> _Activity_
Work out how many lines in the listing below include the word "para". Give nothing but the number.

> _Recorded information_

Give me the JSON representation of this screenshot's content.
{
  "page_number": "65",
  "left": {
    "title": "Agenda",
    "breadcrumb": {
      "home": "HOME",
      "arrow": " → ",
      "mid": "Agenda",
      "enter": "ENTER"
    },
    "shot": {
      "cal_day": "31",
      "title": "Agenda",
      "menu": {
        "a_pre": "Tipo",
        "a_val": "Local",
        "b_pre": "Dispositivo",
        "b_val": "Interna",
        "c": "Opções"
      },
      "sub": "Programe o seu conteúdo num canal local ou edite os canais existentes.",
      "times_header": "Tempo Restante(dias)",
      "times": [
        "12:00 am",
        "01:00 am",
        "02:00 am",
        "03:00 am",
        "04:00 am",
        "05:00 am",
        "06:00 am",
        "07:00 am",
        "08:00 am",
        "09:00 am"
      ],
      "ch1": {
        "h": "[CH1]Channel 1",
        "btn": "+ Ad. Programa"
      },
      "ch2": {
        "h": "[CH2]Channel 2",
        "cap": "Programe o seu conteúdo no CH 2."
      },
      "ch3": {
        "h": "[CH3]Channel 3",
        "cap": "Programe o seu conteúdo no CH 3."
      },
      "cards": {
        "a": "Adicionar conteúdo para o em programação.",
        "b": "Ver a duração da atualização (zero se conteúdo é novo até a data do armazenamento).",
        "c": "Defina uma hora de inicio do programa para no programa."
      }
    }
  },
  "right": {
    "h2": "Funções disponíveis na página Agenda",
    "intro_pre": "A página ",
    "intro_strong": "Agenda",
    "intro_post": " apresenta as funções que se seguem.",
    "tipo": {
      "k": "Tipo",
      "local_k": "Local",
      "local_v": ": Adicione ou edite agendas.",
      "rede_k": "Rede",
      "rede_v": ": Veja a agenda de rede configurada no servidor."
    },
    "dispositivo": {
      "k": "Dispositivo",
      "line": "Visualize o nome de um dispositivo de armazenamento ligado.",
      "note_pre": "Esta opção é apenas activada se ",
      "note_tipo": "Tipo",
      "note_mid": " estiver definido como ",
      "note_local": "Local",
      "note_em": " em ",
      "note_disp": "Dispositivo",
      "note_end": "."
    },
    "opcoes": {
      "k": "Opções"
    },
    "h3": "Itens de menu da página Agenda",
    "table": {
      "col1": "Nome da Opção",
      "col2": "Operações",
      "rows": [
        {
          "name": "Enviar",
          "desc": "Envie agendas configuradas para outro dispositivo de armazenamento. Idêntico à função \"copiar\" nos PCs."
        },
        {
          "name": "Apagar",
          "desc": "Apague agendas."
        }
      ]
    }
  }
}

> _Response to the task_
3